Insulin exerts a vasodilator effect by stimulating endothelial nitric oxide (NO) production. Studies in cultured cells suggest that insulin might activate endothelial nitric oxide synthase (eNOS) by an atypical, calcium-independent mechanism. This study investigates the mechanism of insulin-stimulated endothelial NO production in intact aortic wall. Real time fluorescence imaging with 4,5-diaminofluorescin diacetate (DAF-2 DA) or 4-amino-5-methylamino- 2′,7′-difluorofluorescein diacetate (DAF-FM DA) and FURA 2-AM was used to simultaneously visualise NO and intracellular calcium concentrations at multiple locations in the endothelium and vascular smooth muscle of isolated rat and mouse aorta after exposure to insulin. Inhibitors of intracellular insulin signalling were used to determine the pathway for insulin-stimulated NO production. Unlike acetylcholine, which stimulated endothelial NO production with a typical increase in free intracellular calcium, insulin (10-8 to 10-6 M) stimulated endothelial NO production without elevating intracellular calcium levels. Insulin-stimulated NO production was concentration dependent and detected within 30 s of application. Peak increases in NO occurred between 60 and 120 s and declined slowly thereafter. Separate measurements of NO production by fluorescence of 2,3-diaminonaphthalene (DAN) noted that selective inhibitors of phosphatidylinositol 3-kinase (PI3K) and protein kinase B (PKB) inhibited insulin-stimulated NO production, whereas these inhibitors alone did not alter NO production or acetylcholine-stimulated NO production. Insulin-stimulated NO production by endothelium is an acute calcium-independent effect mediated via the PI3K-PKB signalling pathway. © 2004 Elsevier Inc. All rights reserved.
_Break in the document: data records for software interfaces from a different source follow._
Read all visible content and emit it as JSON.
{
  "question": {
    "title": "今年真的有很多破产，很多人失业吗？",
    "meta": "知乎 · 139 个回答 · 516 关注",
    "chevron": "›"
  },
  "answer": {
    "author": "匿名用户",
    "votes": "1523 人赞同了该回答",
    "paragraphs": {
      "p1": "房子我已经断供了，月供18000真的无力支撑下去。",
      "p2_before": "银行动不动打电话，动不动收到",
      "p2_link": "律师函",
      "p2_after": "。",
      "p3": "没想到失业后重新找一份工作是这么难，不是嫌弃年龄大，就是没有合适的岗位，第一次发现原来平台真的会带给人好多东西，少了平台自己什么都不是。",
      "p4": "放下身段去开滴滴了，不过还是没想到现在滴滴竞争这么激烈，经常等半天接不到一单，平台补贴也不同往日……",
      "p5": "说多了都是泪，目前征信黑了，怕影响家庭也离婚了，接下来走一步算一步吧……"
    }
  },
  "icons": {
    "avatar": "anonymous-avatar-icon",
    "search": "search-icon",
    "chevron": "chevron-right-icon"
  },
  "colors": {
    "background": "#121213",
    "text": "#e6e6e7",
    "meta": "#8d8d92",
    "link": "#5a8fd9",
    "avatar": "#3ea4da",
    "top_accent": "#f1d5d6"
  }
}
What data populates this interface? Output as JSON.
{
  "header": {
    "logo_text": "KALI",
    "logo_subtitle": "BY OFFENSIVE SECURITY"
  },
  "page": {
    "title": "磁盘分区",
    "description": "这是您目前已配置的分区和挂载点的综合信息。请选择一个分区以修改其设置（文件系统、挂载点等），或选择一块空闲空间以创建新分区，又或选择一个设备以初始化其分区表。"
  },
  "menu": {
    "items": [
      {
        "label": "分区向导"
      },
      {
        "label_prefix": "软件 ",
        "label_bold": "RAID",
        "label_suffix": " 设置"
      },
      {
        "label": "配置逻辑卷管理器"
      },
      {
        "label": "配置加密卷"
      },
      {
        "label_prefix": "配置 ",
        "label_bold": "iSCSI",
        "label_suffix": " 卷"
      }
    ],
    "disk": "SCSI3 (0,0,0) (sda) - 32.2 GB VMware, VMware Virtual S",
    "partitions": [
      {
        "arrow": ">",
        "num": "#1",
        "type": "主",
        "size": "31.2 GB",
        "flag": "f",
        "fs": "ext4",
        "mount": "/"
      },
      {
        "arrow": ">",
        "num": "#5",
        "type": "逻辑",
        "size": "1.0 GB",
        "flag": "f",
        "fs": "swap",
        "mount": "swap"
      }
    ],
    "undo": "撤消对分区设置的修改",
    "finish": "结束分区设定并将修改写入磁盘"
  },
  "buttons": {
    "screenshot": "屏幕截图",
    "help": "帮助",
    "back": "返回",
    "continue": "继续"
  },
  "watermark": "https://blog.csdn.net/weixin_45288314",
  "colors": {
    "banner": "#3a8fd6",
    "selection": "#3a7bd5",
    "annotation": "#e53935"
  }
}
- nitric oxide
- nitric oxide synthase
- phosphatidylinositol 3-kinase
- protein kinase B